Aug 10, 2005 - 7:45 pm
The Gynecologic Oncology Group (GOG) has decided to move forward with a study in platinum-resistant ovarian cancer, utilizing the Oncotech "EDR" assay to direct chemotherapy. The design is one that is bound to fail.
This assay is specifically designed to identify "inactive" drugs and Oncotech reports even state that the assay results should "not" be used to identify "active" drugs. A prior paper by Oncotech already established that the EDR assay can only identify a small percentage of patients who will "not respond" but then when the results were used to select an non-EDR alternative, it did not provide responses. In this light, the EDR assay has the advantage of telling you who will "not respond" but cannot in any way change the negative outcome by selecting an "active" alternative.
A pilot study, in which two GOG investigators used the Oncotech EDR assay to identify the "best" treatment regimens for platinum-resistant ovarian cancer was negative, with both assay directed and non-assay directed patients having the same median survival.
Proposals for a head to head comparison of the Oncotech EDR assay with the DISC (cell death assay) and the ATP (another cell death) assay have been submitted to GOG since 1992. They have refused to do the study and have, in the ensuing 13 years, received copious financial support from Oncotech, which seems to be the only relevant criterion motivating the GOG to perform clinical trials of assay-directed therapy.
I believe that a separate study, a front-line randomized trial with the primary endpoint being "time to disease progression," secondary endpoint being "overal, long-term survival," and third endpoint being "correlation between assay-directed and physician's choice therapy, would be more in keeping with positive results.
Assays based on "cell-death" occur in the entire population of tumor cells, as opposed to only in a small fraction of the tumor cells occurring in "cell-growth." Cell-death assays (DISC, MTT, ATP and Caspase 3/7) correlate very well with each other on direct comparisions of different methods.

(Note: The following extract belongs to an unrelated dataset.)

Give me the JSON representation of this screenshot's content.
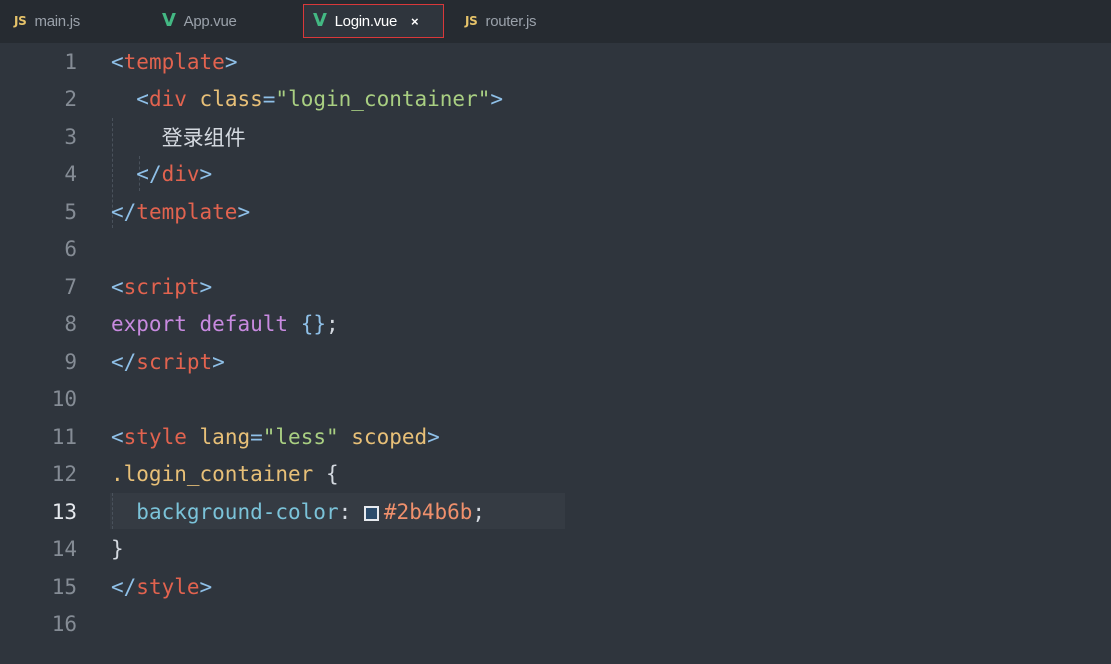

Different methods of Chemotherapy Sensitivity and Resistance Assays (CSRA) results should be applied in choosing a particular drug regimen to be used in treating an individual patient's cancer. CSRAs will sort the different reasonable treatment regimens into the different groups (above-average, avereage, below-average and very below-average), which would direct attention away from regimens "less" likely to provide benefit and toward regimens which are "more" likely to provide benefit.
I am increasingly convinced, along with many others, that the best trial is a first-line study, no prior therapy, assay versus a control. However, the same people who maintain that assay directed therapy should not be used until "proven" in prospective randomized trials are the same people who control the clinical trials system, the grant review study sections, and the journal editorial boards, and these people have, through the years, refused, denied, and rejected any and all efforts made to get these trials off the ground.
All the while, at the same time vigorously defending a system in which chemotherapy gets selected more on the basis of remuneration and convenience to the oncologist than on the basis of the biology of the cancer.